During your mammogram, you will need to undress from the waist up, but the facility will provide you with a wrap to wear. You will be in the room with a technologist, who will help you position your breast on the x-ray plate. A radiologist will also be present during your mammogram, and may request special images, called spot views or magnification views, to better evaluate any unusual or suspicious areas. In order to get the best possible image, your breast will need to be compressed in the machine. This may be uncomfortable, but each compression should only last for a few seconds, and the whole screening should only last about 20 minutes. If needed, an ultrasound may accompany your diagnostic mammogram. After your mammogram, your facility is required to send you a summary of your results within 30 days.
The cost of diagnostic mammograms can vary dramatically based on insurance plan, the region and facility in which the mammogram is performed, and the type of imaging needed to make a diagnosis. A 2005 study found that among women receiving mammograms, women who needed diagnostic mammograms tended to spend more than twice as much as those who only needed screenings, due to higher imaging costs and the costs of consultation and possible intervention. The out-of-pocket cost of a diagnostic screening today can run from the $100s into the $400s or more. We believe that it should be easy and affordable to get the diagnostic imaging you need. MDsave takes the mystery out of mammogram costs by negotiating bundled, discounted rates that you pay one time, up front, with no surprises. Our negotiated rates can save you more than half off the average cost of a diagnostic mammogram, and our bundled price means that imaging, consultation, and facility costs are already included.
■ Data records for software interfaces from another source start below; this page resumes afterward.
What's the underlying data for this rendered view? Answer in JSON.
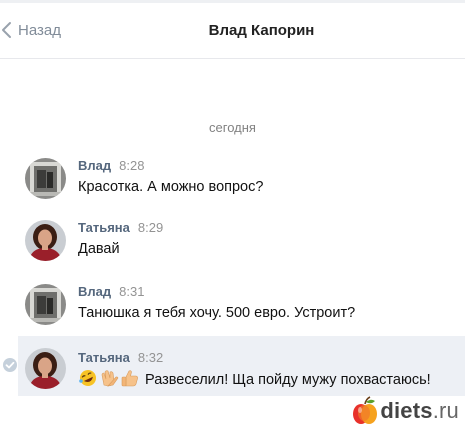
{
  "header": {
    "back_label": "Назад",
    "title": "Влад Капорин"
  },
  "date_separator": "сегодня",
  "messages": [
    {
      "author": "Влад",
      "time": "8:28",
      "text": "Красотка. А можно вопрос?"
    },
    {
      "author": "Татьяна",
      "time": "8:29",
      "text": "Давай"
    },
    {
      "author": "Влад",
      "time": "8:31",
      "text": "Танюшка я тебя хочу. 500 евро. Устроит?"
    },
    {
      "author": "Татьяна",
      "time": "8:32",
      "text": "Развеселил! Ща пойду мужу похвастаюсь!",
      "emojis": [
        "rolling-laughing-emoji",
        "clapping-hands-emoji",
        "thumbs-up-emoji"
      ]
    }
  ],
  "watermark": {
    "brand": "diets",
    "tld": ".ru"
  },
  "colors": {
    "author": "#55677d",
    "time": "#939393",
    "back": "#818c99",
    "highlight": "#edf0f5"
  },
  "icons": {
    "back": "chevron-left-icon",
    "selected": "check-circle-icon",
    "logo": "apple-logo-icon"
  }
}
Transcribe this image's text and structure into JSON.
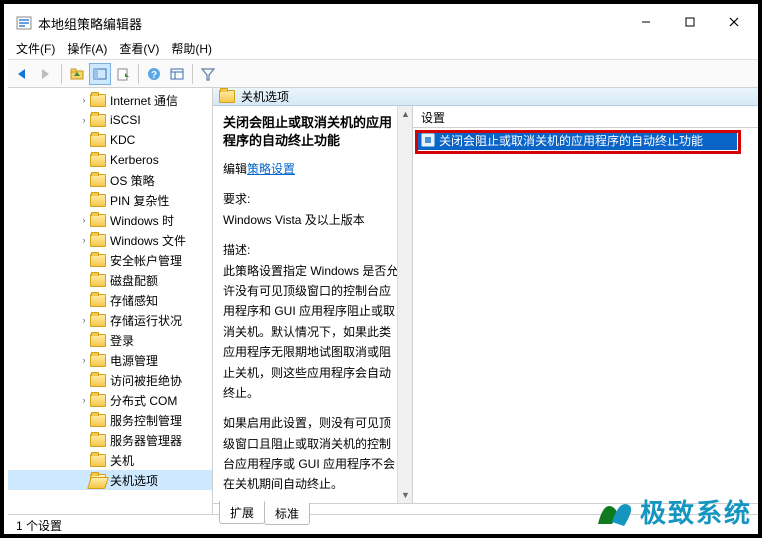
{
  "window": {
    "title": "本地组策略编辑器"
  },
  "menu": {
    "file": "文件(F)",
    "action": "操作(A)",
    "view": "查看(V)",
    "help": "帮助(H)"
  },
  "tree": {
    "items": [
      {
        "label": "Internet 通信",
        "exp": "›"
      },
      {
        "label": "iSCSI",
        "exp": "›"
      },
      {
        "label": "KDC",
        "exp": ""
      },
      {
        "label": "Kerberos",
        "exp": ""
      },
      {
        "label": "OS 策略",
        "exp": ""
      },
      {
        "label": "PIN 复杂性",
        "exp": ""
      },
      {
        "label": "Windows 时",
        "exp": "›"
      },
      {
        "label": "Windows 文件",
        "exp": "›"
      },
      {
        "label": "安全帐户管理",
        "exp": ""
      },
      {
        "label": "磁盘配额",
        "exp": ""
      },
      {
        "label": "存储感知",
        "exp": ""
      },
      {
        "label": "存储运行状况",
        "exp": "›"
      },
      {
        "label": "登录",
        "exp": ""
      },
      {
        "label": "电源管理",
        "exp": "›"
      },
      {
        "label": "访问被拒绝协",
        "exp": ""
      },
      {
        "label": "分布式 COM",
        "exp": "›"
      },
      {
        "label": "服务控制管理",
        "exp": ""
      },
      {
        "label": "服务器管理器",
        "exp": ""
      },
      {
        "label": "关机",
        "exp": ""
      },
      {
        "label": "关机选项",
        "exp": "",
        "selected": true
      }
    ]
  },
  "content": {
    "header": "关机选项",
    "policy_title": "关闭会阻止或取消关机的应用程序的自动终止功能",
    "edit_prefix": "编辑",
    "edit_link": "策略设置",
    "req_label": "要求:",
    "req_value": "Windows Vista 及以上版本",
    "desc_label": "描述:",
    "desc_p1": "此策略设置指定 Windows 是否允许没有可见顶级窗口的控制台应用程序和 GUI 应用程序阻止或取消关机。默认情况下，如果此类应用程序无限期地试图取消或阻止关机，则这些应用程序会自动终止。",
    "desc_p2": "如果启用此设置，则没有可见顶级窗口且阻止或取消关机的控制台应用程序或 GUI 应用程序不会在关机期间自动终止。"
  },
  "list": {
    "column": "设置",
    "item": "关闭会阻止或取消关机的应用程序的自动终止功能"
  },
  "tabs": {
    "extended": "扩展",
    "standard": "标准"
  },
  "status": "1 个设置",
  "watermark": "极致系统"
}
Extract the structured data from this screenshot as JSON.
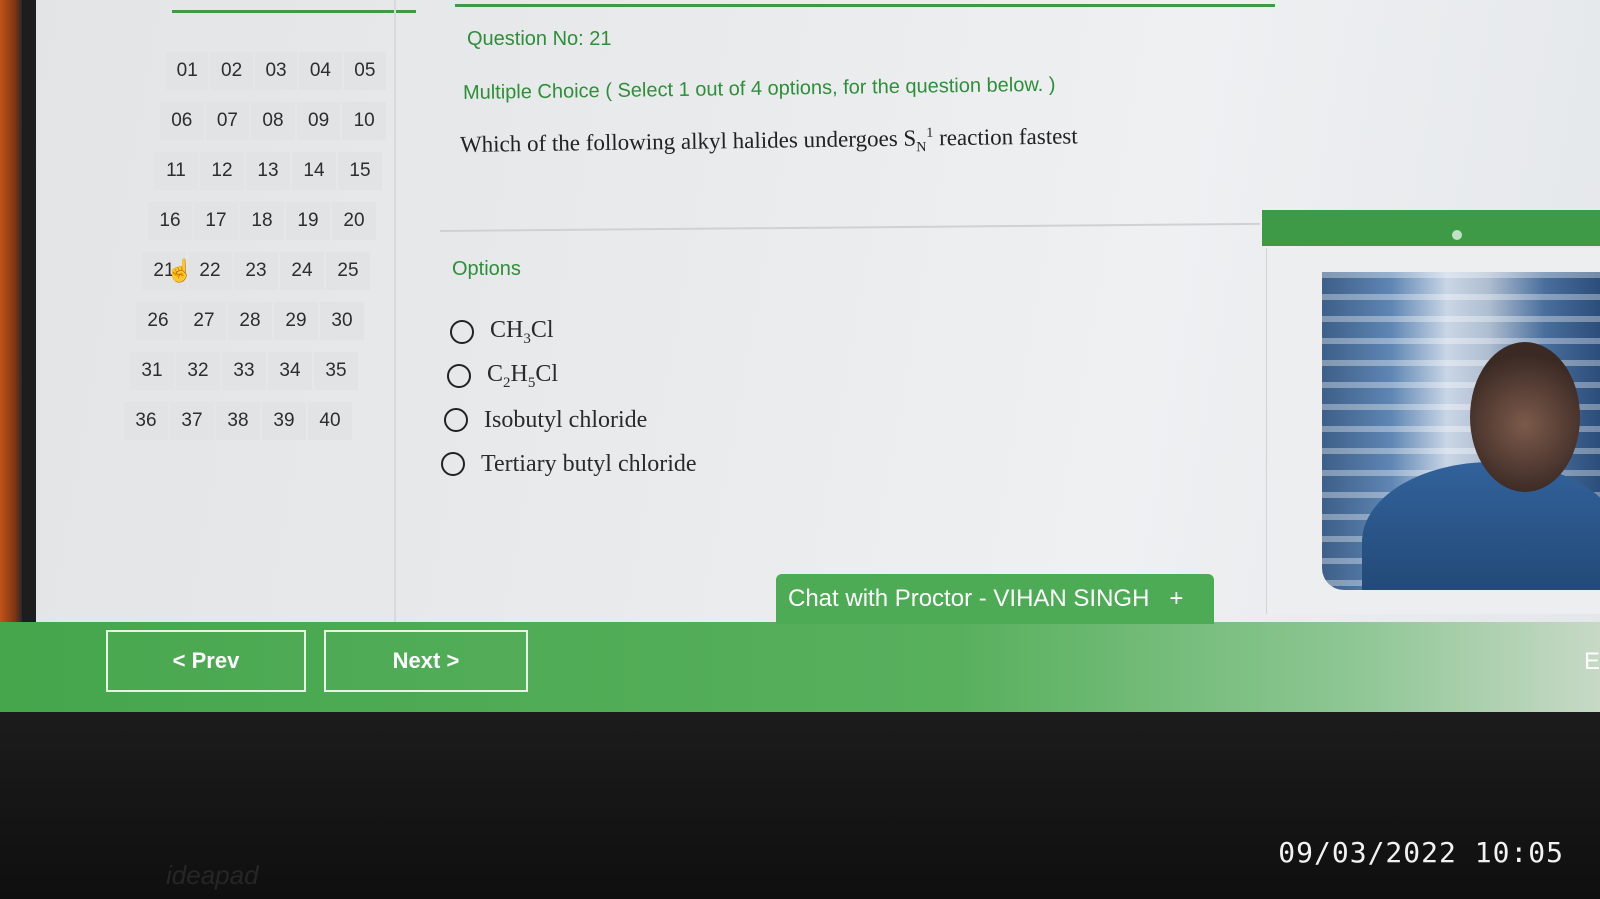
{
  "palette": {
    "rows": [
      [
        "01",
        "02",
        "03",
        "04",
        "05"
      ],
      [
        "06",
        "07",
        "08",
        "09",
        "10"
      ],
      [
        "11",
        "12",
        "13",
        "14",
        "15"
      ],
      [
        "16",
        "17",
        "18",
        "19",
        "20"
      ],
      [
        "21",
        "22",
        "23",
        "24",
        "25"
      ],
      [
        "26",
        "27",
        "28",
        "29",
        "30"
      ],
      [
        "31",
        "32",
        "33",
        "34",
        "35"
      ],
      [
        "36",
        "37",
        "38",
        "39",
        "40"
      ]
    ],
    "current": "21"
  },
  "question": {
    "number_label": "Question No: 21",
    "type_instruction": "Multiple Choice ( Select 1 out of 4 options, for the question below. )",
    "text_before": "Which of the following alkyl halides undergoes S",
    "text_sub": "N",
    "text_sup": "1",
    "text_after": " reaction fastest"
  },
  "options": {
    "label": "Options",
    "o1": {
      "a": "CH",
      "sub": "3",
      "b": "Cl"
    },
    "o2": {
      "a": "C",
      "sub1": "2",
      "b": "H",
      "sub2": "5",
      "c": "Cl"
    },
    "o3": "Isobutyl chloride",
    "o4": "Tertiary butyl chloride"
  },
  "chat": {
    "label": "Chat with Proctor - VIHAN SINGH",
    "plus": "+"
  },
  "nav": {
    "prev": "< Prev",
    "next": "Next >",
    "edge": "E"
  },
  "photo": {
    "timestamp": "09/03/2022 10:05",
    "brand": "ideapad"
  },
  "colors": {
    "accent": "#3e9a46",
    "text_green": "#2f8e3a"
  },
  "icons": {
    "cursor": "hand-pointer-icon"
  }
}
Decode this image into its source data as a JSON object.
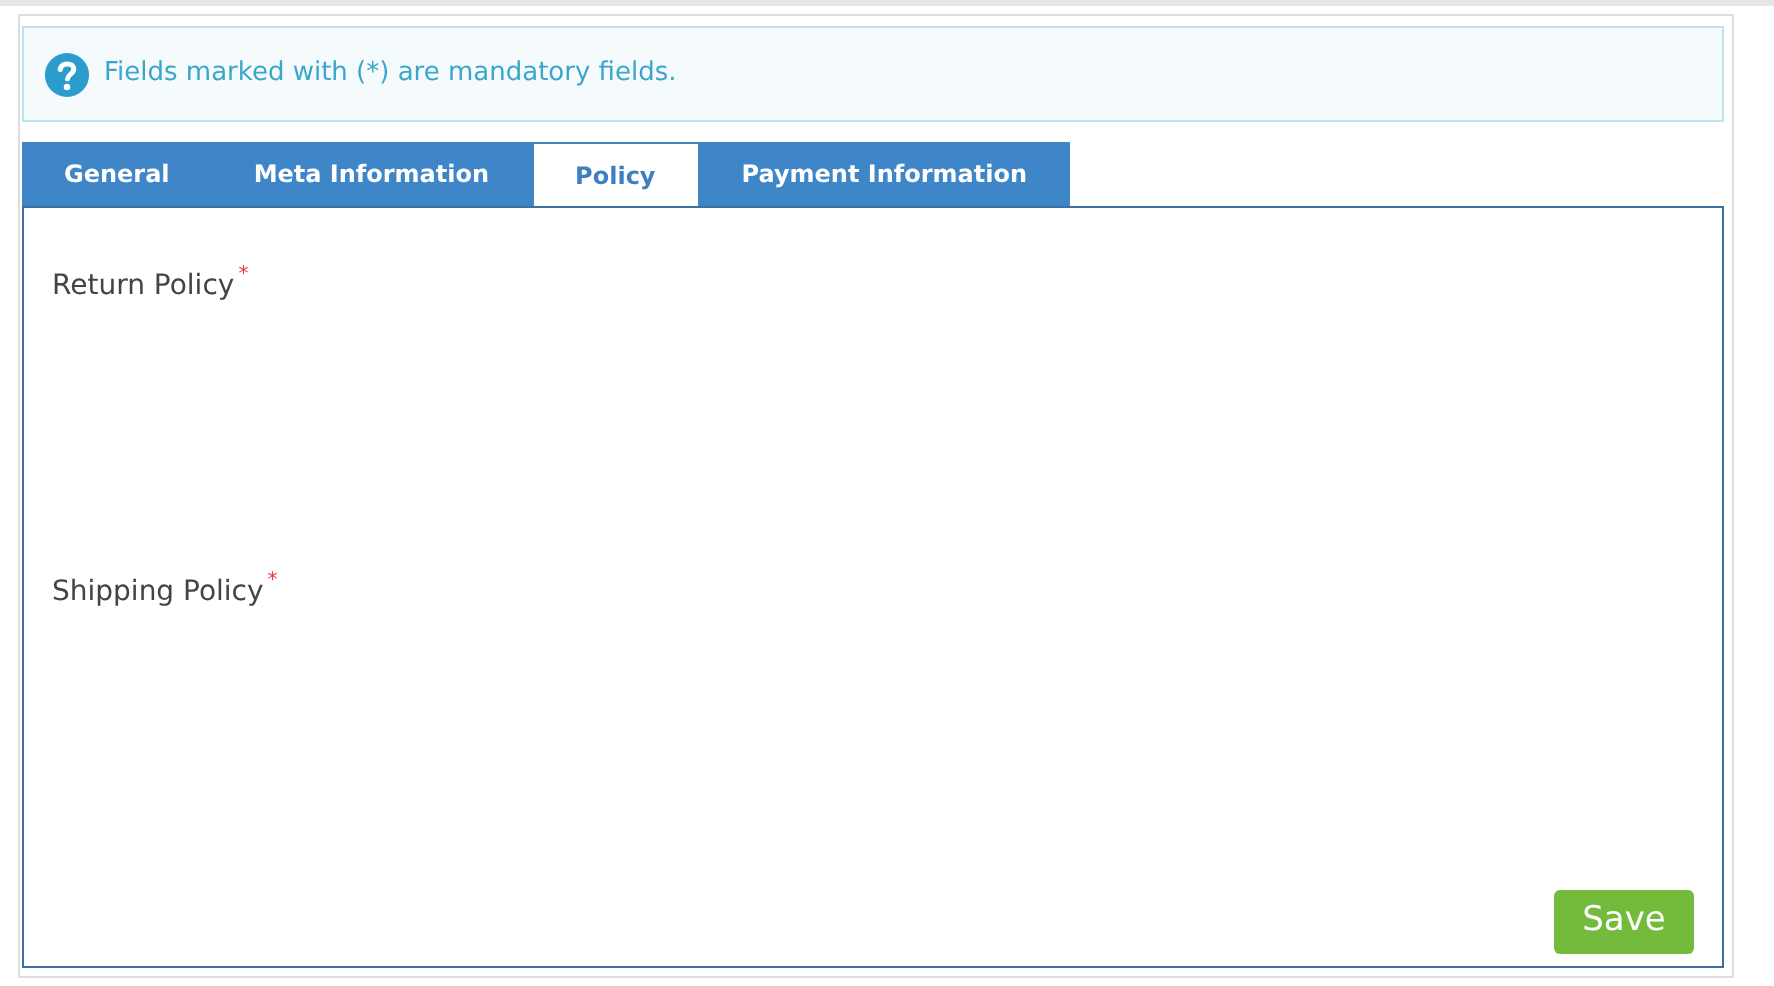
{
  "notice": {
    "text": "Fields marked with (*) are mandatory fields."
  },
  "tabs": [
    {
      "label": "General",
      "selected": false
    },
    {
      "label": "Meta Information",
      "selected": false
    },
    {
      "label": "Policy",
      "selected": true
    },
    {
      "label": "Payment Information",
      "selected": false
    }
  ],
  "fields": [
    {
      "label": "Return Policy",
      "required_mark": "*"
    },
    {
      "label": "Shipping Policy",
      "required_mark": "*"
    }
  ],
  "save_button": "Save"
}
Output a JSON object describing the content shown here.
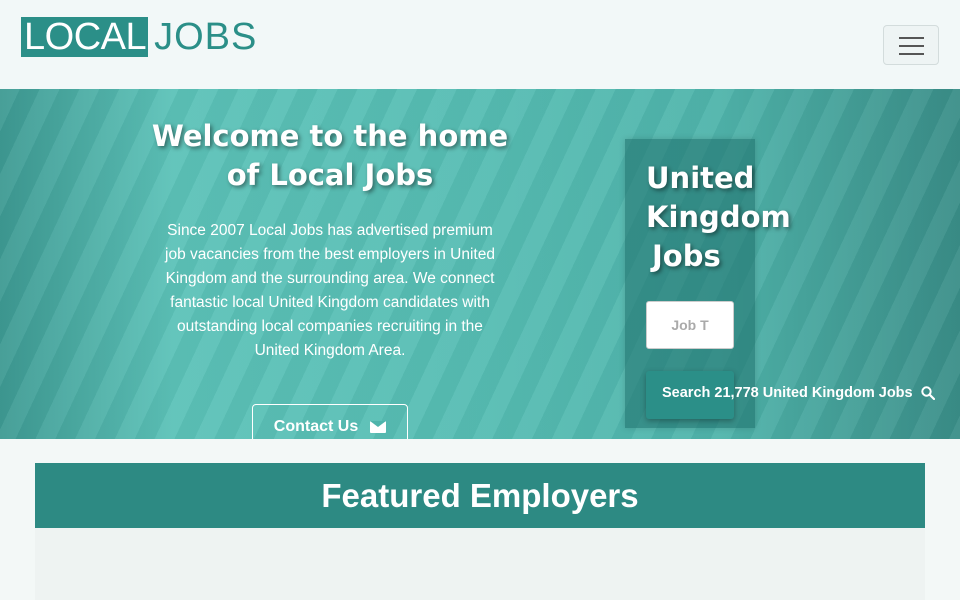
{
  "brand": {
    "logo_local": "LOCAL",
    "logo_jobs": "JOBS"
  },
  "hero": {
    "title": "Welcome to the home of Local Jobs",
    "description": "Since 2007 Local Jobs has advertised premium job vacancies from the best employers in United Kingdom and the surrounding area. We connect fantastic local United Kingdom candidates with outstanding local companies recruiting in the United Kingdom Area.",
    "contact_label": "Contact Us"
  },
  "search": {
    "title_line1": "United",
    "title_line2": "Kingdom",
    "title_line3": "Jobs",
    "input_placeholder": "Job T",
    "button_label": "Search 21,778 United Kingdom Jobs"
  },
  "featured": {
    "heading": "Featured Employers"
  },
  "icons": {
    "menu": "hamburger-icon",
    "contact": "envelope-icon",
    "search": "search-icon"
  },
  "colors": {
    "brand": "#2b8f88",
    "hero": "#56bdb3"
  }
}
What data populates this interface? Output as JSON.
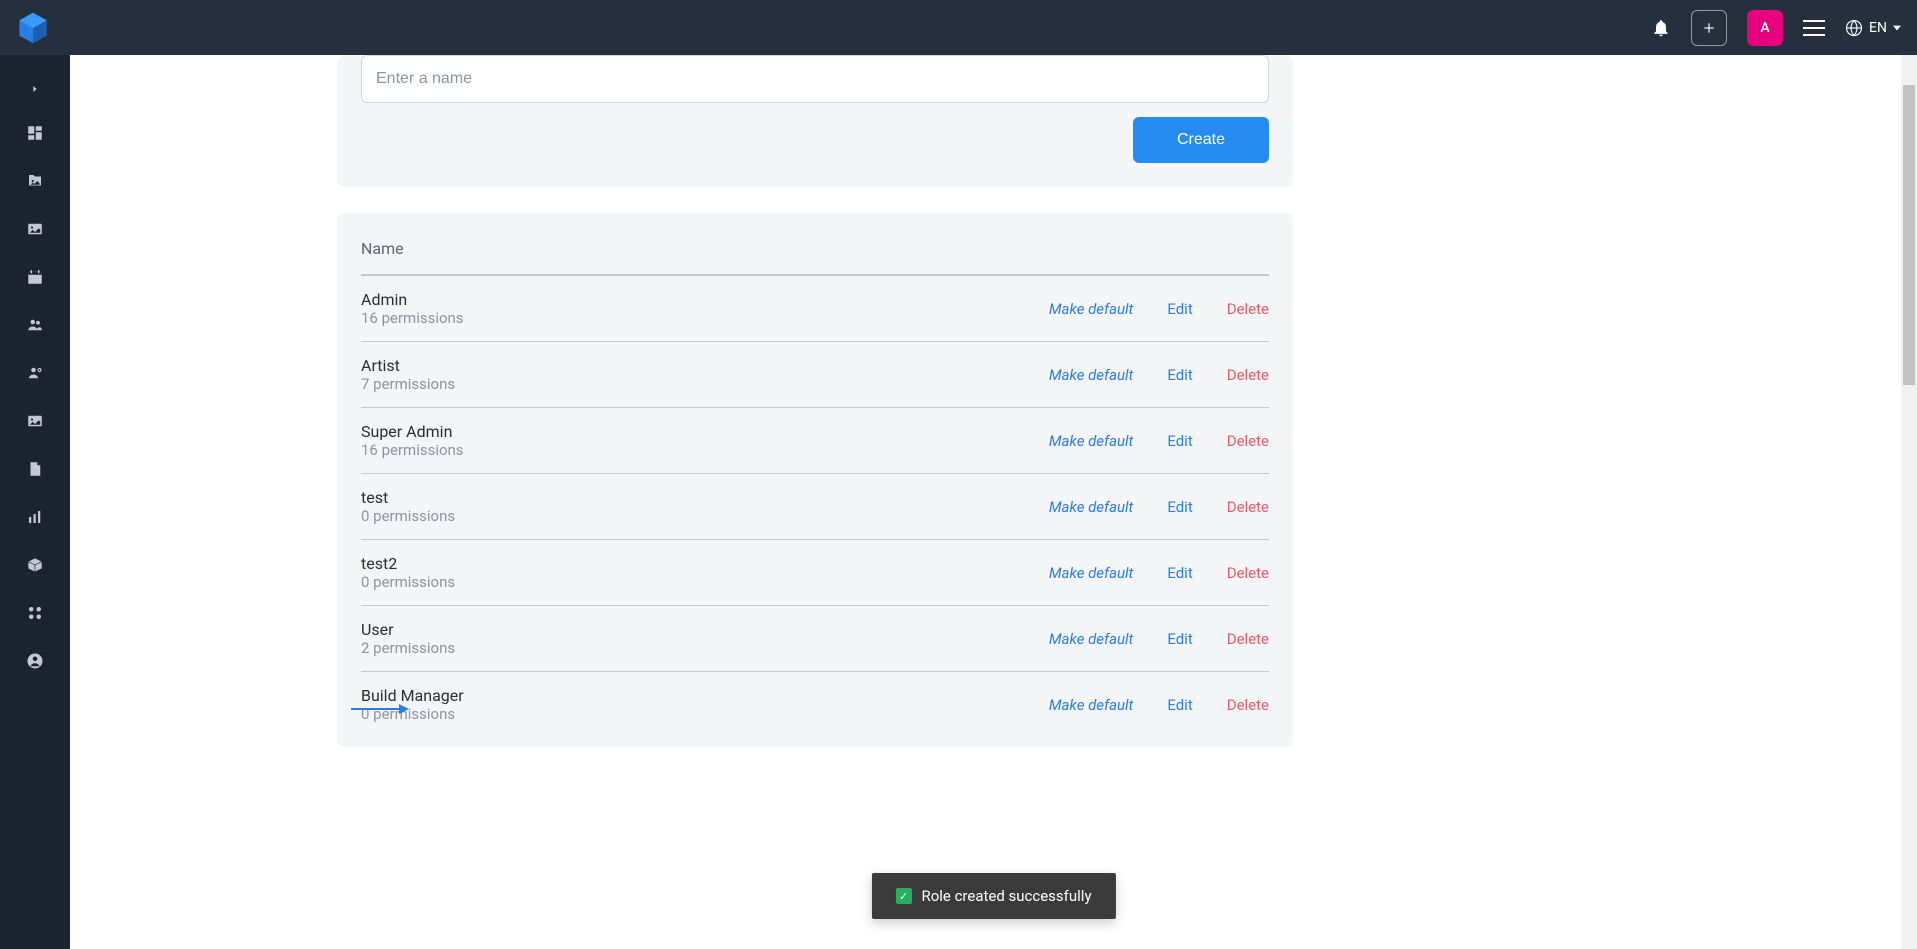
{
  "topbar": {
    "language": "EN",
    "avatar_letter": "A"
  },
  "create": {
    "placeholder": "Enter a name",
    "button": "Create"
  },
  "list": {
    "header": "Name",
    "actions": {
      "make_default": "Make default",
      "edit": "Edit",
      "delete": "Delete"
    },
    "rows": [
      {
        "name": "Admin",
        "permissions": "16 permissions"
      },
      {
        "name": "Artist",
        "permissions": "7 permissions"
      },
      {
        "name": "Super Admin",
        "permissions": "16 permissions"
      },
      {
        "name": "test",
        "permissions": "0 permissions"
      },
      {
        "name": "test2",
        "permissions": "0 permissions"
      },
      {
        "name": "User",
        "permissions": "2 permissions"
      },
      {
        "name": "Build Manager",
        "permissions": "0 permissions"
      }
    ]
  },
  "toast": {
    "message": "Role created successfully"
  }
}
Just point, click, and pay. Need to find an affordable diagnostic mammogram near you? Enter your ZIP code or check our map.